Wandering through the Philadelphia Museum of Art, I caught a peripheral glimpse of a Cy Twombly painting, but was stopped by a security guard as I approached it. When he asked “Is that a pen?” he threw me off so much I was unsure, too. Politely he told me I’d have to use a pencil. So back I went through the labyrinth of galleries to borrow a golf pencil from the nice ladies at the information desk. They gave me two.
Showing the guard my pencil as if it were a backstage pass, I stopped in front of Twombly’s Shield of Achilles (1978), one of ten works in the painting cycle Fifty Days at Iliam (1977-78). Here thick oil paint is smeared repeatedly resulting in a circle of heavy, fiery electricity. The globular shield hovers over the canvas, barely attached to its surface: a kinetic circle biting its tongue.

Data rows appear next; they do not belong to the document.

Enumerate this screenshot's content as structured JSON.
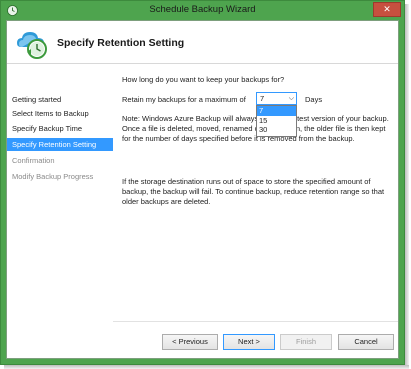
{
  "window": {
    "title": "Schedule Backup Wizard",
    "close_glyph": "✕"
  },
  "header": {
    "title": "Specify Retention Setting",
    "icon": "backup-clock-icon"
  },
  "nav": {
    "items": [
      {
        "label": "Getting started",
        "state": "normal"
      },
      {
        "label": "Select Items to Backup",
        "state": "normal"
      },
      {
        "label": "Specify Backup Time",
        "state": "normal"
      },
      {
        "label": "Specify Retention Setting",
        "state": "active"
      },
      {
        "label": "Confirmation",
        "state": "disabled"
      },
      {
        "label": "Modify Backup Progress",
        "state": "disabled"
      }
    ]
  },
  "content": {
    "question": "How long do you want to keep your backups for?",
    "retain_label": "Retain my backups for a maximum of",
    "retain_value": "7",
    "days_label": "Days",
    "dropdown_options": [
      "7",
      "15",
      "30"
    ],
    "dropdown_selected": "7",
    "note": "Note: Windows Azure Backup will always keep the latest version of your backup. Once a file is deleted, moved, renamed or overwritten, the older file is then kept for the number of days specified before it is removed from the backup.",
    "note_visible": "Note: Windows Azure Backup will always k",
    "note_visible_right": "t version of your backup. Once",
    "note_line2_left": "a file is deleted, moved, renamed or overw",
    "note_line2_right": "lder file is then kept for the",
    "note_line3": "number of days specified before it is removed from the backup.",
    "storage": "If the storage destination runs out of space to store the specified amount of backup, the backup will fail. To continue backup, reduce retention range so that older backups are deleted."
  },
  "buttons": {
    "previous": "< Previous",
    "next": "Next >",
    "finish": "Finish",
    "cancel": "Cancel"
  },
  "colors": {
    "frame": "#4ea44e",
    "accent": "#3399ff",
    "close": "#c7503f"
  }
}
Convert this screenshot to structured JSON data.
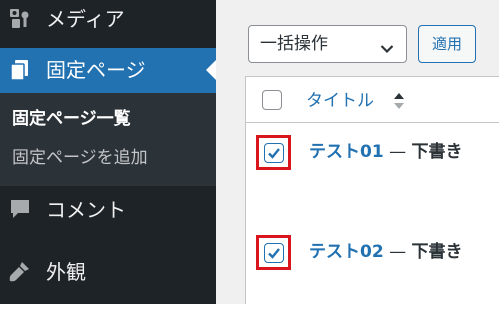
{
  "sidebar": {
    "items": [
      {
        "label": "メディア",
        "icon": "media-icon"
      },
      {
        "label": "固定ページ",
        "icon": "pages-icon",
        "active": true
      },
      {
        "label": "コメント",
        "icon": "comment-icon"
      },
      {
        "label": "外観",
        "icon": "appearance-icon"
      }
    ],
    "submenu": [
      {
        "label": "固定ページ一覧",
        "current": true
      },
      {
        "label": "固定ページを追加"
      }
    ],
    "colors": {
      "background": "#1d2327",
      "active": "#2271b1",
      "submenu_bg": "#2c3338"
    }
  },
  "toolbar": {
    "bulk_action_value": "一括操作",
    "apply_label": "適用"
  },
  "table": {
    "column_title": "タイトル",
    "rows": [
      {
        "title": "テスト01",
        "separator": " — ",
        "state": "下書き",
        "checked": true
      },
      {
        "title": "テスト02",
        "separator": " — ",
        "state": "下書き",
        "checked": true
      }
    ]
  },
  "colors": {
    "link": "#2271b1",
    "highlight_border": "#d9151e"
  }
}
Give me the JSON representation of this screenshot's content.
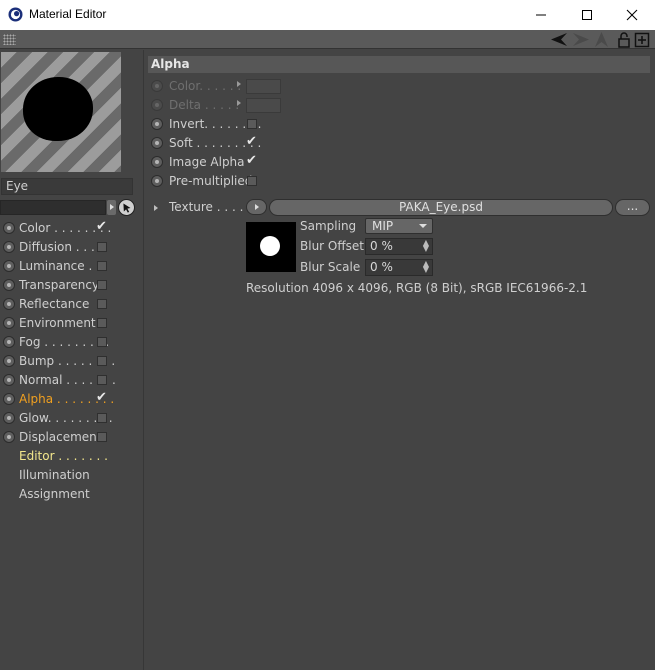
{
  "window": {
    "title": "Material Editor"
  },
  "left": {
    "material_name": "Eye",
    "channels": [
      {
        "label": "Color . . . . . . . .",
        "checked": true
      },
      {
        "label": "Diffusion . . . .",
        "checked": false
      },
      {
        "label": "Luminance . .",
        "checked": false
      },
      {
        "label": "Transparency",
        "checked": false
      },
      {
        "label": "Reflectance",
        "checked": false
      },
      {
        "label": "Environment",
        "checked": false
      },
      {
        "label": "Fog . . . . . . . . .",
        "checked": false
      },
      {
        "label": "Bump . . . . . . . .",
        "checked": false
      },
      {
        "label": "Normal . . . . . . .",
        "checked": false
      },
      {
        "label": "Alpha . . . . . . . .",
        "checked": true
      },
      {
        "label": "Glow. . . . . . . . .",
        "checked": false
      },
      {
        "label": "Displacement",
        "checked": false
      }
    ],
    "extras": [
      "Editor . . . . . . .",
      "Illumination",
      "Assignment"
    ]
  },
  "alpha": {
    "section_title": "Alpha",
    "params": [
      {
        "label": "Color. . . . . .",
        "type": "color",
        "enabled": false
      },
      {
        "label": "Delta . . . . .",
        "type": "color",
        "enabled": false
      },
      {
        "label": "Invert. . . . . . . .",
        "type": "check",
        "checked": false
      },
      {
        "label": "Soft . . . . . . . . .",
        "type": "check",
        "checked": true
      },
      {
        "label": "Image Alpha",
        "type": "check",
        "checked": true
      },
      {
        "label": "Pre-multiplied",
        "type": "check",
        "checked": false
      }
    ],
    "texture": {
      "label": "Texture . . . . .",
      "file": "PAKA_Eye.psd",
      "more": "...",
      "sampling_label": "Sampling",
      "sampling_value": "MIP",
      "blur_offset_label": "Blur Offset",
      "blur_offset_value": "0 %",
      "blur_scale_label": "Blur Scale",
      "blur_scale_value": "0 %",
      "resolution": "Resolution 4096 x 4096, RGB (8 Bit), sRGB IEC61966-2.1"
    }
  },
  "colors": {
    "background": "#444444",
    "active_channel": "#f0a020",
    "editor_label": "#f2e68c"
  }
}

The light inside the main gallery functions as if the ceiling had disappeared and opened up to bare sky, so that each work seems drenched in crisp sunlight. The aged oil stick on the canvases still smells like it looks, raw and soft. Each painting is diagrammatic while retaining a visceral edge, as if Twombly had finished each one yesterday. The intimacy of the cycle is such that to come close to any of the ten works feels disrespectful, like tomb raiding. Twombly wasn’t interpreting The Iliad, he was working through it, to find the humanity in the legend.

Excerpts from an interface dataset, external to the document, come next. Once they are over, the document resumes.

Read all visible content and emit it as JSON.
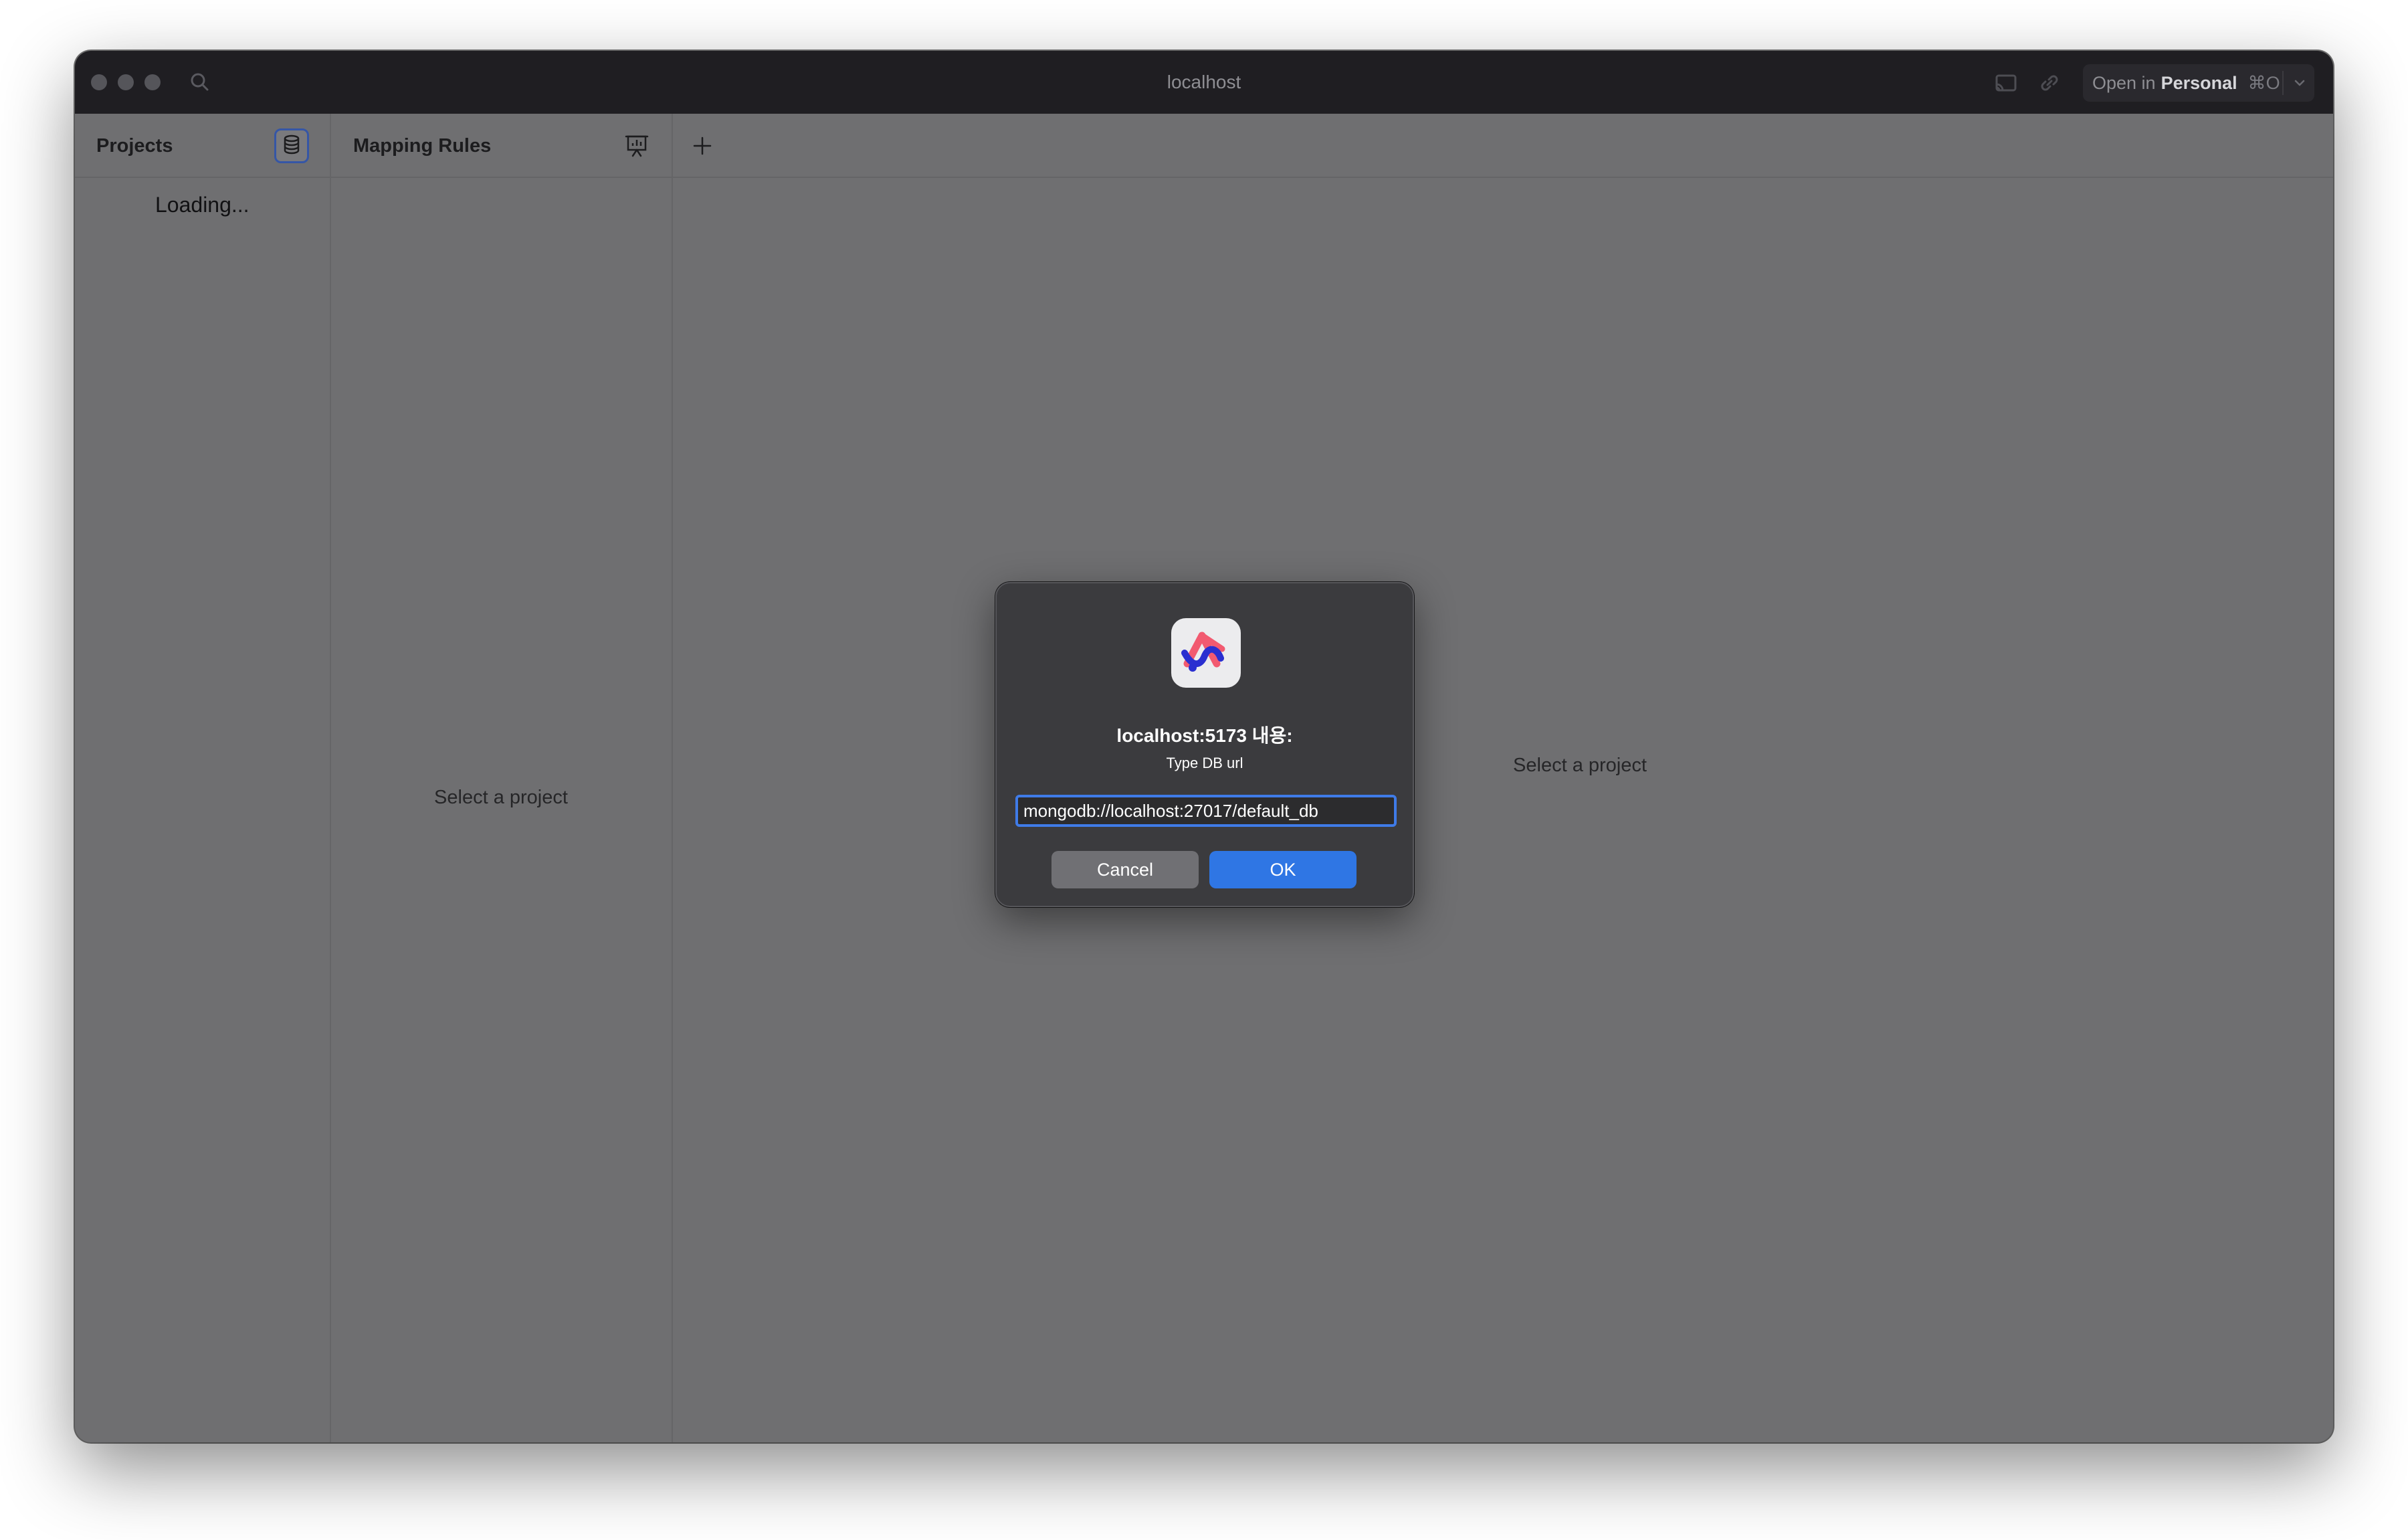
{
  "titlebar": {
    "title": "localhost",
    "open_in_prefix": "Open in",
    "open_in_profile": "Personal",
    "open_in_shortcut": "⌘O"
  },
  "columns": {
    "projects": {
      "title": "Projects",
      "status": "Loading..."
    },
    "mapping_rules": {
      "title": "Mapping Rules",
      "placeholder": "Select a project"
    },
    "detail": {
      "placeholder": "Select a project"
    }
  },
  "dialog": {
    "title": "localhost:5173 내용:",
    "message": "Type DB url",
    "input_value": "mongodb://localhost:27017/default_db",
    "cancel_label": "Cancel",
    "ok_label": "OK"
  },
  "icons": {
    "search": "search-icon",
    "database": "database-icon",
    "presentation": "presentation-chart-icon",
    "add": "plus-icon",
    "cast": "cast-icon",
    "link": "link-icon",
    "chevron": "chevron-down-icon",
    "app": "arc-app-icon"
  },
  "colors": {
    "window_bg": "#6f6f71",
    "titlebar_bg": "#1f1e22",
    "dialog_bg": "#3b3b3e",
    "accent": "#2f76e4",
    "db_button_border": "#3556a6"
  }
}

Twombly’s scrawl is only partly legible, so I project onto the work my own struggle with precision in writing. I see Twombly desperately trying to manipulate oil paint and language towards clarity, only to find his materials insufficient for the velocity and depth of his content. These paintings are scars of a long engagement with a foundational narrative of Western culture, specifically one that concerns the horrors of war. Twombly fought as hard as Achilles. To grasp the gravity of the series requires solitude–so scare off the other visitors with your own intense graphite scribbling.

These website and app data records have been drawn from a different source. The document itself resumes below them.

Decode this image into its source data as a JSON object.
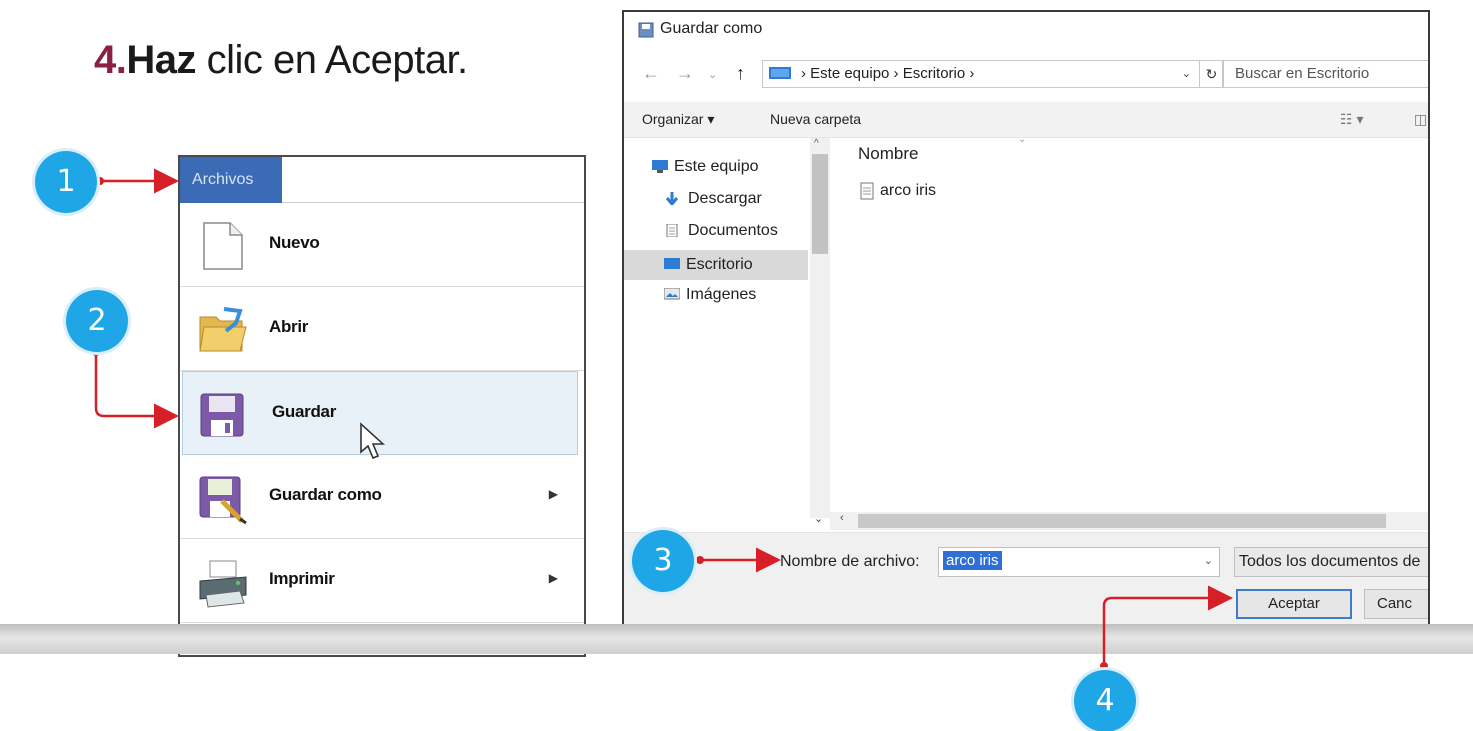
{
  "instruction": {
    "number": "4.",
    "verb": "Haz",
    "rest": "clic en Aceptar."
  },
  "badges": [
    "1",
    "2",
    "3",
    "4"
  ],
  "file_menu": {
    "tab": "Archivos",
    "items": [
      {
        "label": "Nuevo",
        "icon": "new-document-icon"
      },
      {
        "label": "Abrir",
        "icon": "open-folder-icon"
      },
      {
        "label": "Guardar",
        "icon": "save-icon"
      },
      {
        "label": "Guardar como",
        "icon": "save-as-icon"
      },
      {
        "label": "Imprimir",
        "icon": "printer-icon"
      }
    ]
  },
  "dialog": {
    "title": "Guardar como",
    "path": "› Este equipo › Escritorio ›",
    "search_placeholder": "Buscar en Escritorio",
    "toolbar": {
      "organize": "Organizar ▾",
      "new_folder": "Nueva carpeta"
    },
    "nav": [
      "Este equipo",
      "Descargar",
      "Documentos",
      "Escritorio",
      "Imágenes"
    ],
    "column_header": "Nombre",
    "files": [
      "arco iris"
    ],
    "filename_label": "Nombre de archivo:",
    "filename_value": "arco iris",
    "filetype": "Todos los documentos de",
    "accept": "Aceptar",
    "cancel": "Canc"
  },
  "colors": {
    "badge": "#1fa6e6",
    "arrow": "#d61f26",
    "accent": "#3b6bb5",
    "number": "#8a2145"
  }
}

If painting is decision-making, you can see Twombly’s arguments with himself play out from one canvas to the next. This form goes here and shows up again over there only to be negated in another place entirely. The colors are dragged, lumped up, pulled apart, and conjoined in a running dialogue. You can follow the blood around the room.